Segment Start: Given data

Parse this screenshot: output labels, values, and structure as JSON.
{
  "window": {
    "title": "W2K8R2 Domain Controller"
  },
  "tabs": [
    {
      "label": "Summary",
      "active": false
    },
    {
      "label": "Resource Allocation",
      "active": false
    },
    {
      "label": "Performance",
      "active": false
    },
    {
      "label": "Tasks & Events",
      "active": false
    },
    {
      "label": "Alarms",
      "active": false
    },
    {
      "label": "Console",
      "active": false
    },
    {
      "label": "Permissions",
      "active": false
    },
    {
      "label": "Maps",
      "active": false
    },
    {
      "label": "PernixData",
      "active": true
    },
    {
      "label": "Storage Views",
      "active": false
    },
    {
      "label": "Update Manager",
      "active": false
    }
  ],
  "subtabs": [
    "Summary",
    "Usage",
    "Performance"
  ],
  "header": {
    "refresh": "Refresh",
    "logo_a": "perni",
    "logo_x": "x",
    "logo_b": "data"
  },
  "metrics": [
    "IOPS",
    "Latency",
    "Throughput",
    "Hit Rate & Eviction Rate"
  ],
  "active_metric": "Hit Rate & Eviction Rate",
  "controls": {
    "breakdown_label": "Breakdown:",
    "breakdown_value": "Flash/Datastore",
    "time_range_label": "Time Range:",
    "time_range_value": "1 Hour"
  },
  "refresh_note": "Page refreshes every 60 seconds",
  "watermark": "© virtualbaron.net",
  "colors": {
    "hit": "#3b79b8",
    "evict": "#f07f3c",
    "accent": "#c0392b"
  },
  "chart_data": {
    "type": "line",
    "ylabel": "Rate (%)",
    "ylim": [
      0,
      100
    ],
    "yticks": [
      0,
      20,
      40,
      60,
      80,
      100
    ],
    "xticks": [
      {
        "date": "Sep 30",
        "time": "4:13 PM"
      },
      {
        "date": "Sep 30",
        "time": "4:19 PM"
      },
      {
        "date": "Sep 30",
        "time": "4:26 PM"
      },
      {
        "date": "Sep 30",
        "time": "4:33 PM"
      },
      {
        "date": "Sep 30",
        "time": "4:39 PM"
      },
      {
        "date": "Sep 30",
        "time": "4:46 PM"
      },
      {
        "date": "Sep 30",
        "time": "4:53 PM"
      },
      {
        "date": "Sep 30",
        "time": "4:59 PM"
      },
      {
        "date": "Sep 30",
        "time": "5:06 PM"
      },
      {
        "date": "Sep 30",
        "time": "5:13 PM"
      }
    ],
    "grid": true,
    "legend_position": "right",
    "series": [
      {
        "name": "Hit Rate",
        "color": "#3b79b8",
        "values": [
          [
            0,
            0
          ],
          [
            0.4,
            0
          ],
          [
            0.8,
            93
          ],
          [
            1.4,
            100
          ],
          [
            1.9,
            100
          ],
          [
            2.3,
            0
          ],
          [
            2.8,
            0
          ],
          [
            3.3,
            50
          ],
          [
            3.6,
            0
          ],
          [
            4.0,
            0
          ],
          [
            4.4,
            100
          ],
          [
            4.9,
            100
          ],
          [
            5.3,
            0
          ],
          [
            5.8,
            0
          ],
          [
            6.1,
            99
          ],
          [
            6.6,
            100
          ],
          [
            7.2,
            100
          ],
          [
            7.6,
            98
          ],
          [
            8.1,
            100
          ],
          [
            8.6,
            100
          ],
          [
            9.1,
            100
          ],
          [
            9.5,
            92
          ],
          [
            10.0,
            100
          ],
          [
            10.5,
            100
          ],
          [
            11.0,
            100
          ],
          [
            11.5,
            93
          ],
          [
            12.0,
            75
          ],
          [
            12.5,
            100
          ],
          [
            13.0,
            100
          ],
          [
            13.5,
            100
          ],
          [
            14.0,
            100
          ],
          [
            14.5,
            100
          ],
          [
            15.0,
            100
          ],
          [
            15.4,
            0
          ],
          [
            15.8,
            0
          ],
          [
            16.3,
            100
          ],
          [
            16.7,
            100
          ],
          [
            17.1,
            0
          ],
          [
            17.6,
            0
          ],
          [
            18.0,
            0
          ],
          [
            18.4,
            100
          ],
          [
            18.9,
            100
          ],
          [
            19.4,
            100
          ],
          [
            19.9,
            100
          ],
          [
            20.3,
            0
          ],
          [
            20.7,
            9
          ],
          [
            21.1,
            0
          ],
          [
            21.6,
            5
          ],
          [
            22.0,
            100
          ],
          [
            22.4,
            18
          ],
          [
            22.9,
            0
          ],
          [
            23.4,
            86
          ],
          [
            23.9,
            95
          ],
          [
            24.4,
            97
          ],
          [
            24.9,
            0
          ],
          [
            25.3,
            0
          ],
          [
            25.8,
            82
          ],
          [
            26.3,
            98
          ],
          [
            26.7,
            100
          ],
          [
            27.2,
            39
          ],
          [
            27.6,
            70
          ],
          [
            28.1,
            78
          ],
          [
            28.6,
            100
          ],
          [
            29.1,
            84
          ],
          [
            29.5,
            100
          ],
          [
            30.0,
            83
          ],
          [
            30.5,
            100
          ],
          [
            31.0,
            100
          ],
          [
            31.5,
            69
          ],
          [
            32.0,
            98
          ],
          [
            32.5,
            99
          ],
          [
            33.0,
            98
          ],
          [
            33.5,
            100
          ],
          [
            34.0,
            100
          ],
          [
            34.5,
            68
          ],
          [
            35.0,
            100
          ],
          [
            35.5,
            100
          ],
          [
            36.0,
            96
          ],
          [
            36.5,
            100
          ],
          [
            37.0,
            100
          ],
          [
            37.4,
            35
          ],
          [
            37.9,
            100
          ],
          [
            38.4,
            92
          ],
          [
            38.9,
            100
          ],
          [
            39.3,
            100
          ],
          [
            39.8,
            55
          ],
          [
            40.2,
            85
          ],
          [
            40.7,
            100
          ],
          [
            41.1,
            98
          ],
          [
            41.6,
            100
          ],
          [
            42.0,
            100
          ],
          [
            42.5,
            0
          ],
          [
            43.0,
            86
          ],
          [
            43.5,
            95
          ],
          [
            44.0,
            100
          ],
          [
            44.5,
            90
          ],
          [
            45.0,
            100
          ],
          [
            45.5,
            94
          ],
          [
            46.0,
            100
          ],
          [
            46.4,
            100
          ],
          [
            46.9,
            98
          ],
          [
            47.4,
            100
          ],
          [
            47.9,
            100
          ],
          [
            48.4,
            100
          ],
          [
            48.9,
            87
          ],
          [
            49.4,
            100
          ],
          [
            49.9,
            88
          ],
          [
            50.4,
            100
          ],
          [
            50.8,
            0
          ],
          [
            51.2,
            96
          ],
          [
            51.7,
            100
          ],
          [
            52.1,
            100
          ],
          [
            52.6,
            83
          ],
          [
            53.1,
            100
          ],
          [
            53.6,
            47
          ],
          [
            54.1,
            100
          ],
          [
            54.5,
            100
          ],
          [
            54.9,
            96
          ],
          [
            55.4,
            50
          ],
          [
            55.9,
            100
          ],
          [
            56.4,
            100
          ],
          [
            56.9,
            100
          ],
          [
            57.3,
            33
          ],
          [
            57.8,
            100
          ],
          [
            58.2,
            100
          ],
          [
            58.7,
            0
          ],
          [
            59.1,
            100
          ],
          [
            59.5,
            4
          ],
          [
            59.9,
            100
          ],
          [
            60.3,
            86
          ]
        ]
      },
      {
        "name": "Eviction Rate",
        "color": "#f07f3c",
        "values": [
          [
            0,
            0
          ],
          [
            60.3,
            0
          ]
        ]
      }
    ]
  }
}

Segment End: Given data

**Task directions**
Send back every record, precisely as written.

**Task response**
Parse this screenshot: output labels, values, and structure as JSON.
{
  "window": {
    "title": "W2K8R2 Domain Controller"
  },
  "tabs": [
    {
      "label": "Summary",
      "active": false
    },
    {
      "label": "Resource Allocation",
      "active": false
    },
    {
      "label": "Performance",
      "active": false
    },
    {
      "label": "Tasks & Events",
      "active": false
    },
    {
      "label": "Alarms",
      "active": false
    },
    {
      "label": "Console",
      "active": false
    },
    {
      "label": "Permissions",
      "active": false
    },
    {
      "label": "Maps",
      "active": false
    },
    {
      "label": "PernixData",
      "active": true
    },
    {
      "label": "Storage Views",
      "active": false
    },
    {
      "label": "Update Manager",
      "active": false
    }
  ],
  "subtabs": [
    "Summary",
    "Usage",
    "Performance"
  ],
  "header": {
    "refresh": "Refresh",
    "logo_a": "perni",
    "logo_x": "x",
    "logo_b": "data"
  },
  "metrics": [
    "IOPS",
    "Latency",
    "Throughput",
    "Hit Rate & Eviction Rate"
  ],
  "active_metric": "Hit Rate & Eviction Rate",
  "controls": {
    "breakdown_label": "Breakdown:",
    "breakdown_value": "Flash/Datastore",
    "time_range_label": "Time Range:",
    "time_range_value": "1 Hour"
  },
  "refresh_note": "Page refreshes every 60 seconds",
  "watermark": "© virtualbaron.net",
  "colors": {
    "hit": "#3b79b8",
    "evict": "#f07f3c",
    "accent": "#c0392b"
  },
  "chart_data": {
    "type": "line",
    "ylabel": "Rate (%)",
    "ylim": [
      0,
      100
    ],
    "yticks": [
      0,
      20,
      40,
      60,
      80,
      100
    ],
    "xticks": [
      {
        "date": "Sep 30",
        "time": "4:13 PM"
      },
      {
        "date": "Sep 30",
        "time": "4:19 PM"
      },
      {
        "date": "Sep 30",
        "time": "4:26 PM"
      },
      {
        "date": "Sep 30",
        "time": "4:33 PM"
      },
      {
        "date": "Sep 30",
        "time": "4:39 PM"
      },
      {
        "date": "Sep 30",
        "time": "4:46 PM"
      },
      {
        "date": "Sep 30",
        "time": "4:53 PM"
      },
      {
        "date": "Sep 30",
        "time": "4:59 PM"
      },
      {
        "date": "Sep 30",
        "time": "5:06 PM"
      },
      {
        "date": "Sep 30",
        "time": "5:13 PM"
      }
    ],
    "grid": true,
    "legend_position": "right",
    "series": [
      {
        "name": "Hit Rate",
        "color": "#3b79b8",
        "values": [
          [
            0,
            0
          ],
          [
            0.4,
            0
          ],
          [
            0.8,
            93
          ],
          [
            1.4,
            100
          ],
          [
            1.9,
            100
          ],
          [
            2.3,
            0
          ],
          [
            2.8,
            0
          ],
          [
            3.3,
            50
          ],
          [
            3.6,
            0
          ],
          [
            4.0,
            0
          ],
          [
            4.4,
            100
          ],
          [
            4.9,
            100
          ],
          [
            5.3,
            0
          ],
          [
            5.8,
            0
          ],
          [
            6.1,
            99
          ],
          [
            6.6,
            100
          ],
          [
            7.2,
            100
          ],
          [
            7.6,
            98
          ],
          [
            8.1,
            100
          ],
          [
            8.6,
            100
          ],
          [
            9.1,
            100
          ],
          [
            9.5,
            92
          ],
          [
            10.0,
            100
          ],
          [
            10.5,
            100
          ],
          [
            11.0,
            100
          ],
          [
            11.5,
            93
          ],
          [
            12.0,
            75
          ],
          [
            12.5,
            100
          ],
          [
            13.0,
            100
          ],
          [
            13.5,
            100
          ],
          [
            14.0,
            100
          ],
          [
            14.5,
            100
          ],
          [
            15.0,
            100
          ],
          [
            15.4,
            0
          ],
          [
            15.8,
            0
          ],
          [
            16.3,
            100
          ],
          [
            16.7,
            100
          ],
          [
            17.1,
            0
          ],
          [
            17.6,
            0
          ],
          [
            18.0,
            0
          ],
          [
            18.4,
            100
          ],
          [
            18.9,
            100
          ],
          [
            19.4,
            100
          ],
          [
            19.9,
            100
          ],
          [
            20.3,
            0
          ],
          [
            20.7,
            9
          ],
          [
            21.1,
            0
          ],
          [
            21.6,
            5
          ],
          [
            22.0,
            100
          ],
          [
            22.4,
            18
          ],
          [
            22.9,
            0
          ],
          [
            23.4,
            86
          ],
          [
            23.9,
            95
          ],
          [
            24.4,
            97
          ],
          [
            24.9,
            0
          ],
          [
            25.3,
            0
          ],
          [
            25.8,
            82
          ],
          [
            26.3,
            98
          ],
          [
            26.7,
            100
          ],
          [
            27.2,
            39
          ],
          [
            27.6,
            70
          ],
          [
            28.1,
            78
          ],
          [
            28.6,
            100
          ],
          [
            29.1,
            84
          ],
          [
            29.5,
            100
          ],
          [
            30.0,
            83
          ],
          [
            30.5,
            100
          ],
          [
            31.0,
            100
          ],
          [
            31.5,
            69
          ],
          [
            32.0,
            98
          ],
          [
            32.5,
            99
          ],
          [
            33.0,
            98
          ],
          [
            33.5,
            100
          ],
          [
            34.0,
            100
          ],
          [
            34.5,
            68
          ],
          [
            35.0,
            100
          ],
          [
            35.5,
            100
          ],
          [
            36.0,
            96
          ],
          [
            36.5,
            100
          ],
          [
            37.0,
            100
          ],
          [
            37.4,
            35
          ],
          [
            37.9,
            100
          ],
          [
            38.4,
            92
          ],
          [
            38.9,
            100
          ],
          [
            39.3,
            100
          ],
          [
            39.8,
            55
          ],
          [
            40.2,
            85
          ],
          [
            40.7,
            100
          ],
          [
            41.1,
            98
          ],
          [
            41.6,
            100
          ],
          [
            42.0,
            100
          ],
          [
            42.5,
            0
          ],
          [
            43.0,
            86
          ],
          [
            43.5,
            95
          ],
          [
            44.0,
            100
          ],
          [
            44.5,
            90
          ],
          [
            45.0,
            100
          ],
          [
            45.5,
            94
          ],
          [
            46.0,
            100
          ],
          [
            46.4,
            100
          ],
          [
            46.9,
            98
          ],
          [
            47.4,
            100
          ],
          [
            47.9,
            100
          ],
          [
            48.4,
            100
          ],
          [
            48.9,
            87
          ],
          [
            49.4,
            100
          ],
          [
            49.9,
            88
          ],
          [
            50.4,
            100
          ],
          [
            50.8,
            0
          ],
          [
            51.2,
            96
          ],
          [
            51.7,
            100
          ],
          [
            52.1,
            100
          ],
          [
            52.6,
            83
          ],
          [
            53.1,
            100
          ],
          [
            53.6,
            47
          ],
          [
            54.1,
            100
          ],
          [
            54.5,
            100
          ],
          [
            54.9,
            96
          ],
          [
            55.4,
            50
          ],
          [
            55.9,
            100
          ],
          [
            56.4,
            100
          ],
          [
            56.9,
            100
          ],
          [
            57.3,
            33
          ],
          [
            57.8,
            100
          ],
          [
            58.2,
            100
          ],
          [
            58.7,
            0
          ],
          [
            59.1,
            100
          ],
          [
            59.5,
            4
          ],
          [
            59.9,
            100
          ],
          [
            60.3,
            86
          ]
        ]
      },
      {
        "name": "Eviction Rate",
        "color": "#f07f3c",
        "values": [
          [
            0,
            0
          ],
          [
            60.3,
            0
          ]
        ]
      }
    ]
  }
}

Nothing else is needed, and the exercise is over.